TASK MATERIAL START

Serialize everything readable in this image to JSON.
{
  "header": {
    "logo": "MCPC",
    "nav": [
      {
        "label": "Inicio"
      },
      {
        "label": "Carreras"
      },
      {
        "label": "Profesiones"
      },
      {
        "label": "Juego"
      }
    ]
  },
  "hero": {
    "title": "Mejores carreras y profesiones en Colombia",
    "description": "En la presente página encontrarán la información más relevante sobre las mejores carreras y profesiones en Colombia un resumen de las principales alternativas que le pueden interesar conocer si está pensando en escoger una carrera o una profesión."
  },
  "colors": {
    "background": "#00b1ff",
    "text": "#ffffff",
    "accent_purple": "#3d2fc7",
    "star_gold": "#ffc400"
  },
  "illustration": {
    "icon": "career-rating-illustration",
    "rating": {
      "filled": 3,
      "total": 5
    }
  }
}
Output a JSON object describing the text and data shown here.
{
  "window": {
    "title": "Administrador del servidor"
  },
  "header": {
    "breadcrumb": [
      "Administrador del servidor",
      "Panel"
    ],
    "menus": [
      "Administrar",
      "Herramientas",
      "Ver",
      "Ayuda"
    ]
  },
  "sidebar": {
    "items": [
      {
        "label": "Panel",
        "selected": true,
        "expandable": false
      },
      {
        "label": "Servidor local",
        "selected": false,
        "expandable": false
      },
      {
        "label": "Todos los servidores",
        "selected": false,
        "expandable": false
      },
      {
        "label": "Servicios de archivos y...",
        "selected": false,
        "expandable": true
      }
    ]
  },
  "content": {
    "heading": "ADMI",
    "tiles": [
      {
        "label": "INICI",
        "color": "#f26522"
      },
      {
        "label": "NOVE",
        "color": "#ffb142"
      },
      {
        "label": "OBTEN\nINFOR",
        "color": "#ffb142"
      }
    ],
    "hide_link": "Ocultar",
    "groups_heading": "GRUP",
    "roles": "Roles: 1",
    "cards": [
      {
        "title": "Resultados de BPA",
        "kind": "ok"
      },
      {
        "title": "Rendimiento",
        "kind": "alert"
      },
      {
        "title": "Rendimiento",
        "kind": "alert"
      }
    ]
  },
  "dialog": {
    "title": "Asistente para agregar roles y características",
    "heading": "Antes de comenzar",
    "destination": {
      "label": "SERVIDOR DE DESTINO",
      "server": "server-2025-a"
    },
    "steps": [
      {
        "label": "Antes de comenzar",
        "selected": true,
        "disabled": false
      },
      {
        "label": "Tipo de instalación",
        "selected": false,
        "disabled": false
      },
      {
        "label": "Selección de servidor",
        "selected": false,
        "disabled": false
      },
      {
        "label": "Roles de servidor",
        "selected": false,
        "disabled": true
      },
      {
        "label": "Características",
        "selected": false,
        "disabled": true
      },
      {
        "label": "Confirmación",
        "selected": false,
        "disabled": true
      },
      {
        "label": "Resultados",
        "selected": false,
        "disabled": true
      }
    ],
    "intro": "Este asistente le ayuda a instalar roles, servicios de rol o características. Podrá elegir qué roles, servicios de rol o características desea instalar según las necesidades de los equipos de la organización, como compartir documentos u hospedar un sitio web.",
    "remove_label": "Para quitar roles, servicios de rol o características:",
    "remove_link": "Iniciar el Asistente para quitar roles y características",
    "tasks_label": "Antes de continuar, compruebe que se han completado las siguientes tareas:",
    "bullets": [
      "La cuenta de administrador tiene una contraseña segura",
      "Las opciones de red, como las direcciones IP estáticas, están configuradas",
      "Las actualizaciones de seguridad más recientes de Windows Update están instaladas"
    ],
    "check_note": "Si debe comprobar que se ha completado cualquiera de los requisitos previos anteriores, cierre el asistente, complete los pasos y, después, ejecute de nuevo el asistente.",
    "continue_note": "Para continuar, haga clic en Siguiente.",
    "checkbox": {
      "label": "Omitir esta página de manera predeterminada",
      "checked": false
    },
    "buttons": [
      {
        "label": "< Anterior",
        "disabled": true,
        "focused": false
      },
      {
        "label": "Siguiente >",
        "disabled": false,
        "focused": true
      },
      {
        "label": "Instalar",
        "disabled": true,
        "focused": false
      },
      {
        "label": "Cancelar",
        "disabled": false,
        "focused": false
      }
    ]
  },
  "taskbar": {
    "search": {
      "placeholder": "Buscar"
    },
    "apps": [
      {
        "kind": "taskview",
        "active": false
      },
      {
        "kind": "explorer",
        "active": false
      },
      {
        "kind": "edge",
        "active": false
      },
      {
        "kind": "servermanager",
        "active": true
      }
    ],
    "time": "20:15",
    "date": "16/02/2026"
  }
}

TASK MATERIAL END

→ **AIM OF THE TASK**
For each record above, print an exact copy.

→ **EXERCISE ANSWER**
Serialize everything readable in this image to JSON.
{
  "header": {
    "logo": "MCPC",
    "nav": [
      {
        "label": "Inicio"
      },
      {
        "label": "Carreras"
      },
      {
        "label": "Profesiones"
      },
      {
        "label": "Juego"
      }
    ]
  },
  "hero": {
    "title": "Mejores carreras y profesiones en Colombia",
    "description": "En la presente página encontrarán la información más relevante sobre las mejores carreras y profesiones en Colombia un resumen de las principales alternativas que le pueden interesar conocer si está pensando en escoger una carrera o una profesión."
  },
  "colors": {
    "background": "#00b1ff",
    "text": "#ffffff",
    "accent_purple": "#3d2fc7",
    "star_gold": "#ffc400"
  },
  "illustration": {
    "icon": "career-rating-illustration",
    "rating": {
      "filled": 3,
      "total": 5
    }
  }
}
Output a JSON object describing the text and data shown here.
{
  "window": {
    "title": "Administrador del servidor"
  },
  "header": {
    "breadcrumb": [
      "Administrador del servidor",
      "Panel"
    ],
    "menus": [
      "Administrar",
      "Herramientas",
      "Ver",
      "Ayuda"
    ]
  },
  "sidebar": {
    "items": [
      {
        "label": "Panel",
        "selected": true,
        "expandable": false
      },
      {
        "label": "Servidor local",
        "selected": false,
        "expandable": false
      },
      {
        "label": "Todos los servidores",
        "selected": false,
        "expandable": false
      },
      {
        "label": "Servicios de archivos y...",
        "selected": false,
        "expandable": true
      }
    ]
  },
  "content": {
    "heading": "ADMI",
    "tiles": [
      {
        "label": "INICI",
        "color": "#f26522"
      },
      {
        "label": "NOVE",
        "color": "#ffb142"
      },
      {
        "label": "OBTEN\nINFOR",
        "color": "#ffb142"
      }
    ],
    "hide_link": "Ocultar",
    "groups_heading": "GRUP",
    "roles": "Roles: 1",
    "cards": [
      {
        "title": "Resultados de BPA",
        "kind": "ok"
      },
      {
        "title": "Rendimiento",
        "kind": "alert"
      },
      {
        "title": "Rendimiento",
        "kind": "alert"
      }
    ]
  },
  "dialog": {
    "title": "Asistente para agregar roles y características",
    "heading": "Antes de comenzar",
    "destination": {
      "label": "SERVIDOR DE DESTINO",
      "server": "server-2025-a"
    },
    "steps": [
      {
        "label": "Antes de comenzar",
        "selected": true,
        "disabled": false
      },
      {
        "label": "Tipo de instalación",
        "selected": false,
        "disabled": false
      },
      {
        "label": "Selección de servidor",
        "selected": false,
        "disabled": false
      },
      {
        "label": "Roles de servidor",
        "selected": false,
        "disabled": true
      },
      {
        "label": "Características",
        "selected": false,
        "disabled": true
      },
      {
        "label": "Confirmación",
        "selected": false,
        "disabled": true
      },
      {
        "label": "Resultados",
        "selected": false,
        "disabled": true
      }
    ],
    "intro": "Este asistente le ayuda a instalar roles, servicios de rol o características. Podrá elegir qué roles, servicios de rol o características desea instalar según las necesidades de los equipos de la organización, como compartir documentos u hospedar un sitio web.",
    "remove_label": "Para quitar roles, servicios de rol o características:",
    "remove_link": "Iniciar el Asistente para quitar roles y características",
    "tasks_label": "Antes de continuar, compruebe que se han completado las siguientes tareas:",
    "bullets": [
      "La cuenta de administrador tiene una contraseña segura",
      "Las opciones de red, como las direcciones IP estáticas, están configuradas",
      "Las actualizaciones de seguridad más recientes de Windows Update están instaladas"
    ],
    "check_note": "Si debe comprobar que se ha completado cualquiera de los requisitos previos anteriores, cierre el asistente, complete los pasos y, después, ejecute de nuevo el asistente.",
    "continue_note": "Para continuar, haga clic en Siguiente.",
    "checkbox": {
      "label": "Omitir esta página de manera predeterminada",
      "checked": false
    },
    "buttons": [
      {
        "label": "< Anterior",
        "disabled": true,
        "focused": false
      },
      {
        "label": "Siguiente >",
        "disabled": false,
        "focused": true
      },
      {
        "label": "Instalar",
        "disabled": true,
        "focused": false
      },
      {
        "label": "Cancelar",
        "disabled": false,
        "focused": false
      }
    ]
  },
  "taskbar": {
    "search": {
      "placeholder": "Buscar"
    },
    "apps": [
      {
        "kind": "taskview",
        "active": false
      },
      {
        "kind": "explorer",
        "active": false
      },
      {
        "kind": "edge",
        "active": false
      },
      {
        "kind": "servermanager",
        "active": true
      }
    ],
    "time": "20:15",
    "date": "16/02/2026"
  }
}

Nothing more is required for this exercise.